These “consumer focused” solutions hide the complexities of generating meaningful insights, data discovery, and visualizations by adopting a WYSIWYG (What-You-See-Is-What-You-Get) approach where users can assemble workflows and analytics logic/model using drag and drop in a highly intuitive user interface. These technologies are destroying the data custodian ivory towers of corporate IT, and making business analysts perform substantial analytics projects on their own. But make no mistake… they do not reshape analysts, the data doctors, as data scientists.
While it is true that new age technologies help data and business analysts skill up to perform more advanced analytics, assuming this eliminates the need for data scientists is akin to saying we don’t need human pilots due to the auto pilot function. Indeed, the great demand for real data scientists is the reason many universities have launched dedicated data scientist programs (e.g., advanced analytics programs at Columbia’s Institute for Data Sciences and Engineering).
The real value of these new analytics tools is in enabling data doctors to perform many tasks previously handled by data scientists, thereby freeing the prized scientists to work on resolutions to highly complex problems that can significantly benefit the business. They also help enterprises who believe data scientists are overkill to enable data doctors to perform reasonably complex tasks.
However, enterprises really interested in data-driven insights will be best served by empowering both scientists and doctors. The doctors need to keep updating their knowledge about the latest analytics solutions that can help them add more strategic value. And data scientists need to dive deep, unravel unexplored territories, and develop data-driven insights that can transcend the boundary of human intelligence.
Photo credit: Stephen Coles
For five years we at Everest Group have tracked the cloud space in global services. Until this year, there was a lot of talk about cloud, but much true cloud adoption was driven in business units with large enterprises. CIOs basically sat out the game and watched the cloud’s performance. But since the beginning of 2014 we’ve seen a real shift in large enterprise CIO organizations, which signals a significant change for the services industry.
Until recently CIOs in large enterprises were reluctant to put cloud initiatives in place because they felt it was premature. They struggled with compliance and security questions. And they worked to make sure their organization understands and embrace cloud and as-a-service technologies. Their posture is moving from cautiously watching to actively planning and driving, and some have large initiatives underway. Their plans with regard to cloud have moved from the radical fringe to mainstream strategic intent to embrace and drive.
Large enterprise tech budgets are still controlled by the CIO organization because they are best able to drive technology initiatives to scale and to execute initiatives across functions.

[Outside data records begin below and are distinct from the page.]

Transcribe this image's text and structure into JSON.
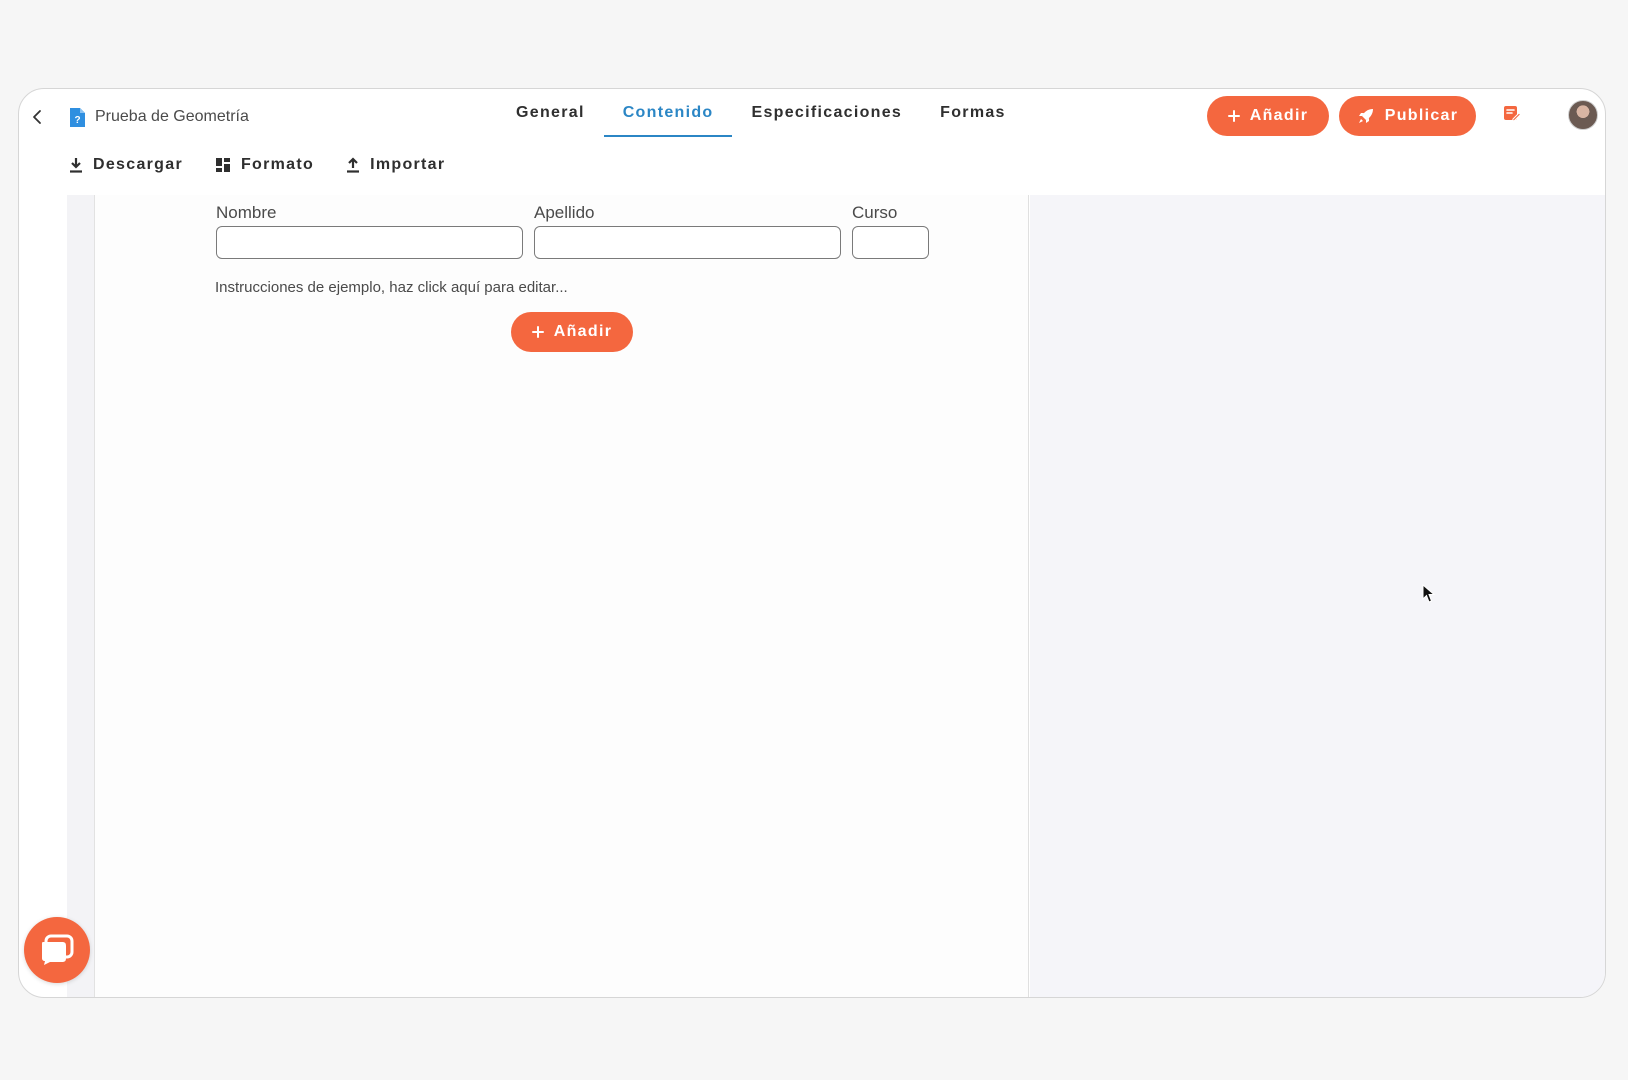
{
  "header": {
    "title": "Prueba de Geometría",
    "tabs": [
      {
        "label": "General",
        "active": false
      },
      {
        "label": "Contenido",
        "active": true
      },
      {
        "label": "Especificaciones",
        "active": false
      },
      {
        "label": "Formas",
        "active": false
      }
    ],
    "add_button": "Añadir",
    "publish_button": "Publicar"
  },
  "toolbar": {
    "download": "Descargar",
    "format": "Formato",
    "import": "Importar"
  },
  "form": {
    "fields": [
      {
        "label": "Nombre",
        "value": ""
      },
      {
        "label": "Apellido",
        "value": ""
      },
      {
        "label": "Curso",
        "value": ""
      }
    ],
    "instructions": "Instrucciones de ejemplo, haz click aquí para editar...",
    "add_button": "Añadir"
  },
  "icons": {
    "back": "chevron-left-icon",
    "document": "question-document-icon",
    "add": "plus-icon",
    "publish": "rocket-icon",
    "notes": "notes-edit-icon",
    "download": "download-icon",
    "format": "grid-layout-icon",
    "import": "upload-icon",
    "chat": "chat-bubble-icon"
  },
  "colors": {
    "accent": "#f4673f",
    "active_tab": "#2b86c5",
    "document_icon": "#2f8fe0"
  }
}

This is a very important development and will cause significant changes in the technology and services industry. This undoubtedly will start to drive a significant shift in spend from the traditional structures into the cloud and as-a-service models. As that occurs, we believe it will pick up momentum and pull the rest of the industry through.